_What you will do_. Word for word, restate every entry that follows.

_Supplied records_.
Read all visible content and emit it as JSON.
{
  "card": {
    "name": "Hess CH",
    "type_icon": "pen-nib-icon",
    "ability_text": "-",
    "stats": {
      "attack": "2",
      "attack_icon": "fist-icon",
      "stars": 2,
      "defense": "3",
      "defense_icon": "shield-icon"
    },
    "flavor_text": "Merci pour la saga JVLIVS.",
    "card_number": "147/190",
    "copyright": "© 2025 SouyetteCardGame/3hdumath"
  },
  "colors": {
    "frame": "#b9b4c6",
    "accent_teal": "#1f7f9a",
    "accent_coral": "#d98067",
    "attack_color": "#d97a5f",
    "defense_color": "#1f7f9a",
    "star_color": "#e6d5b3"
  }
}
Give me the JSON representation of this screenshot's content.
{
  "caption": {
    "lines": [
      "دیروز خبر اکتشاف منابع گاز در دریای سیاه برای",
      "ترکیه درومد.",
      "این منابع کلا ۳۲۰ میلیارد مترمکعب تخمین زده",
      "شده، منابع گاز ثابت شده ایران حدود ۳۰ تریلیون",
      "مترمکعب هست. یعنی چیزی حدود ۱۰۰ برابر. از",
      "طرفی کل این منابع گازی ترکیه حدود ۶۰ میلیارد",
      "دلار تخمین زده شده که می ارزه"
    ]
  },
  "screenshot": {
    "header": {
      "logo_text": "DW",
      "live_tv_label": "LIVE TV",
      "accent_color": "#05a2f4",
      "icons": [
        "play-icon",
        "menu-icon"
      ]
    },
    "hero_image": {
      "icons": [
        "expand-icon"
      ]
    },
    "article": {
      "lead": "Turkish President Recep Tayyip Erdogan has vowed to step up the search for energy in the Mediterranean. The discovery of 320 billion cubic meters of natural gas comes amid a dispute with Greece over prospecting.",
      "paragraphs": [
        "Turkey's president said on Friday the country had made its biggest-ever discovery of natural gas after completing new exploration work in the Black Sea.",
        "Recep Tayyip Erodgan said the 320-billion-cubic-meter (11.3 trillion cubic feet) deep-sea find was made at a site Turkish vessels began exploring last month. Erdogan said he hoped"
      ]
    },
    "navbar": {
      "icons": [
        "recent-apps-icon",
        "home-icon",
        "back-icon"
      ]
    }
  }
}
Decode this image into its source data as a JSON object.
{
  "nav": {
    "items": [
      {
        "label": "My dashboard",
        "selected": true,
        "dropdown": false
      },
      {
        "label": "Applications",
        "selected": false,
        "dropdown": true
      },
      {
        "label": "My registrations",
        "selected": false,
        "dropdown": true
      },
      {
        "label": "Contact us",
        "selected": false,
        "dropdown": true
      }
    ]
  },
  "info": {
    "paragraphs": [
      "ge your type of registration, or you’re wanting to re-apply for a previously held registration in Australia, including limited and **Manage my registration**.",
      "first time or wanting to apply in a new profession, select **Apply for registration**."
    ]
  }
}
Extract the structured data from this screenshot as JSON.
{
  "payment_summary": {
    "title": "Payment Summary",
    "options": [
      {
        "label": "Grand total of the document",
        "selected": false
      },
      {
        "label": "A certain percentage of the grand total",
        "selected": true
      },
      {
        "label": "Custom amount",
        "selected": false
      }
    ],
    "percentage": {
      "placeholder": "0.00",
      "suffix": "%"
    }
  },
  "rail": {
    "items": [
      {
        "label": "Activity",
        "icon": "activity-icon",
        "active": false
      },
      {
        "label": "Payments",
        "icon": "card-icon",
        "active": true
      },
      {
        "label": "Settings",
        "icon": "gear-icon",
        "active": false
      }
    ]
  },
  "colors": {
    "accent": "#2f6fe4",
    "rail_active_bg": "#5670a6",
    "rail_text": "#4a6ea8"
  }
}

_Solution for this problem_.
Read all visible content and emit it as JSON.
{
  "card": {
    "name": "Hess CH",
    "type_icon": "pen-nib-icon",
    "ability_text": "-",
    "stats": {
      "attack": "2",
      "attack_icon": "fist-icon",
      "stars": 2,
      "defense": "3",
      "defense_icon": "shield-icon"
    },
    "flavor_text": "Merci pour la saga JVLIVS.",
    "card_number": "147/190",
    "copyright": "© 2025 SouyetteCardGame/3hdumath"
  },
  "colors": {
    "frame": "#b9b4c6",
    "accent_teal": "#1f7f9a",
    "accent_coral": "#d98067",
    "attack_color": "#d97a5f",
    "defense_color": "#1f7f9a",
    "star_color": "#e6d5b3"
  }
}
Give me the JSON representation of this screenshot's content.
{
  "caption": {
    "lines": [
      "دیروز خبر اکتشاف منابع گاز در دریای سیاه برای",
      "ترکیه درومد.",
      "این منابع کلا ۳۲۰ میلیارد مترمکعب تخمین زده",
      "شده، منابع گاز ثابت شده ایران حدود ۳۰ تریلیون",
      "مترمکعب هست. یعنی چیزی حدود ۱۰۰ برابر. از",
      "طرفی کل این منابع گازی ترکیه حدود ۶۰ میلیارد",
      "دلار تخمین زده شده که می ارزه"
    ]
  },
  "screenshot": {
    "header": {
      "logo_text": "DW",
      "live_tv_label": "LIVE TV",
      "accent_color": "#05a2f4",
      "icons": [
        "play-icon",
        "menu-icon"
      ]
    },
    "hero_image": {
      "icons": [
        "expand-icon"
      ]
    },
    "article": {
      "lead": "Turkish President Recep Tayyip Erdogan has vowed to step up the search for energy in the Mediterranean. The discovery of 320 billion cubic meters of natural gas comes amid a dispute with Greece over prospecting.",
      "paragraphs": [
        "Turkey's president said on Friday the country had made its biggest-ever discovery of natural gas after completing new exploration work in the Black Sea.",
        "Recep Tayyip Erodgan said the 320-billion-cubic-meter (11.3 trillion cubic feet) deep-sea find was made at a site Turkish vessels began exploring last month. Erdogan said he hoped"
      ]
    },
    "navbar": {
      "icons": [
        "recent-apps-icon",
        "home-icon",
        "back-icon"
      ]
    }
  }
}
Decode this image into its source data as a JSON object.
{
  "nav": {
    "items": [
      {
        "label": "My dashboard",
        "selected": true,
        "dropdown": false
      },
      {
        "label": "Applications",
        "selected": false,
        "dropdown": true
      },
      {
        "label": "My registrations",
        "selected": false,
        "dropdown": true
      },
      {
        "label": "Contact us",
        "selected": false,
        "dropdown": true
      }
    ]
  },
  "info": {
    "paragraphs": [
      "ge your type of registration, or you’re wanting to re-apply for a previously held registration in Australia, including limited and **Manage my registration**.",
      "first time or wanting to apply in a new profession, select **Apply for registration**."
    ]
  }
}
Extract the structured data from this screenshot as JSON.
{
  "payment_summary": {
    "title": "Payment Summary",
    "options": [
      {
        "label": "Grand total of the document",
        "selected": false
      },
      {
        "label": "A certain percentage of the grand total",
        "selected": true
      },
      {
        "label": "Custom amount",
        "selected": false
      }
    ],
    "percentage": {
      "placeholder": "0.00",
      "suffix": "%"
    }
  },
  "rail": {
    "items": [
      {
        "label": "Activity",
        "icon": "activity-icon",
        "active": false
      },
      {
        "label": "Payments",
        "icon": "card-icon",
        "active": true
      },
      {
        "label": "Settings",
        "icon": "gear-icon",
        "active": false
      }
    ]
  },
  "colors": {
    "accent": "#2f6fe4",
    "rail_active_bg": "#5670a6",
    "rail_text": "#4a6ea8"
  }
}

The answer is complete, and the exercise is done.